• **Task requirements**:
Among the entries below, find every line that has "label" and pull it out.

• **Records drawn from a dataset**:
>>
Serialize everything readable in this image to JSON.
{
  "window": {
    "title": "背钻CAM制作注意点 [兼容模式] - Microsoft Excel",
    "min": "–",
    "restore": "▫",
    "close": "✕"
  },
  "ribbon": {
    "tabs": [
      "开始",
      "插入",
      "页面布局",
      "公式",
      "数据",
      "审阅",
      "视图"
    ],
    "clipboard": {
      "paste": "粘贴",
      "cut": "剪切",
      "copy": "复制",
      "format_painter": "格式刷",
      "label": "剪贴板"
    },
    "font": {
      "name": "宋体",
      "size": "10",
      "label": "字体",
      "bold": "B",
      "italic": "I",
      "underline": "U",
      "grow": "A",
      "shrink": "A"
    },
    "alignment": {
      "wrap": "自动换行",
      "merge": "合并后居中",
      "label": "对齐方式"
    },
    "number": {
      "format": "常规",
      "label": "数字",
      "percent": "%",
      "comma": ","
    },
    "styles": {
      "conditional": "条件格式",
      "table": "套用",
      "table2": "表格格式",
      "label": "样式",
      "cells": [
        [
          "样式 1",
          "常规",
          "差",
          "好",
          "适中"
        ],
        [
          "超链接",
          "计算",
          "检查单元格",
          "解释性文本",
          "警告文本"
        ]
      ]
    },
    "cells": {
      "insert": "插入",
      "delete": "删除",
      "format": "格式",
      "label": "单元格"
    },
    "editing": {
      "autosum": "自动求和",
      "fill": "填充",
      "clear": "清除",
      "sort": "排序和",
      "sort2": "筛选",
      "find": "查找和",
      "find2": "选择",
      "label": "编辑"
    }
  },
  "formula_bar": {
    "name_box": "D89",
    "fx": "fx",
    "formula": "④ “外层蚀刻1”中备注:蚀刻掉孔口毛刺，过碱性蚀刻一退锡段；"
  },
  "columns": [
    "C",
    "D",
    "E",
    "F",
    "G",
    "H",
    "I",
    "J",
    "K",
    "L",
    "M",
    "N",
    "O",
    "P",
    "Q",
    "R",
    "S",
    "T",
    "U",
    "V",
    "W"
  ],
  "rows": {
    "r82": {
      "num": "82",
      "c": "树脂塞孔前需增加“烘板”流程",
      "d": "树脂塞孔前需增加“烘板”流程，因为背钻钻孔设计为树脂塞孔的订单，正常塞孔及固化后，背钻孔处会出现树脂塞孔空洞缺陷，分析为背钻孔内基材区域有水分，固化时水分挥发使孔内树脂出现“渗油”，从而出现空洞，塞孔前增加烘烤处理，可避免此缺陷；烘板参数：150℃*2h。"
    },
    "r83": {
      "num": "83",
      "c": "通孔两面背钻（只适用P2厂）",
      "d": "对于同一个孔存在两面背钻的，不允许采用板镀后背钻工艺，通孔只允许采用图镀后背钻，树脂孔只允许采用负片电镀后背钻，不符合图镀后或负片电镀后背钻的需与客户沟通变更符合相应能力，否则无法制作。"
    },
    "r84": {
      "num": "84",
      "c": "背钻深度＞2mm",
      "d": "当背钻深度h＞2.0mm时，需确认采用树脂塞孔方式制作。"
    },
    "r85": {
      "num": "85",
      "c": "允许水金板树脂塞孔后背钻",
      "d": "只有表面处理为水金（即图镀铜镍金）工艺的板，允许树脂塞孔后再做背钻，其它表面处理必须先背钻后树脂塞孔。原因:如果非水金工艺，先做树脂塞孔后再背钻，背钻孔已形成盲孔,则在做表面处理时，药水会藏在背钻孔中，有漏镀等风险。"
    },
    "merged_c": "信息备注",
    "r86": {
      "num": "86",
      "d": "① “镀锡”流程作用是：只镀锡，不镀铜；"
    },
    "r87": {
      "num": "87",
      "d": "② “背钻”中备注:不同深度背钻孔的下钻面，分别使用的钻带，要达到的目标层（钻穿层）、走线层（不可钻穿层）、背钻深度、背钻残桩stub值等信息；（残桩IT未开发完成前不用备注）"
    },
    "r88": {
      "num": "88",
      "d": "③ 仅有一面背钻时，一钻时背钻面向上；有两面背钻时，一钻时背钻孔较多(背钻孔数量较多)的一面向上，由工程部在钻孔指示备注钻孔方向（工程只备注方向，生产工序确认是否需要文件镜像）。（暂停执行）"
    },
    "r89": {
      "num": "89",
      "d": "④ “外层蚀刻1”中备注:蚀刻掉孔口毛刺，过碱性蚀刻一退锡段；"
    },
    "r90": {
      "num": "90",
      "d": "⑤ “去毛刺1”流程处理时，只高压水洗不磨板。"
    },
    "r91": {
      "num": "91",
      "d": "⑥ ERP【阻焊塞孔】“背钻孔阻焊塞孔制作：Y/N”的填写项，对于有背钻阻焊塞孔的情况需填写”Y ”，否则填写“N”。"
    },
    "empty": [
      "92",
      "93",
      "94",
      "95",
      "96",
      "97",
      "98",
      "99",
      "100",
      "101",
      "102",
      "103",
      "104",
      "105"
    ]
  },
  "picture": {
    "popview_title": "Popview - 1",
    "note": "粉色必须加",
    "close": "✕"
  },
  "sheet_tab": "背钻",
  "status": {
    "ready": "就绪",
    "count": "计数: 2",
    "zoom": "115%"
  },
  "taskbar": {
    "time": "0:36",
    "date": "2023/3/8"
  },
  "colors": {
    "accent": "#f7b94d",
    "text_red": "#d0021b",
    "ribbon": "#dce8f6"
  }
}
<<
• **Expected answer**:
      "label": "剪贴板"
      "label": "字体",
      "label": "对齐方式"
      "label": "数字",
      "label": "样式",
      "label": "单元格"
      "label": "编辑"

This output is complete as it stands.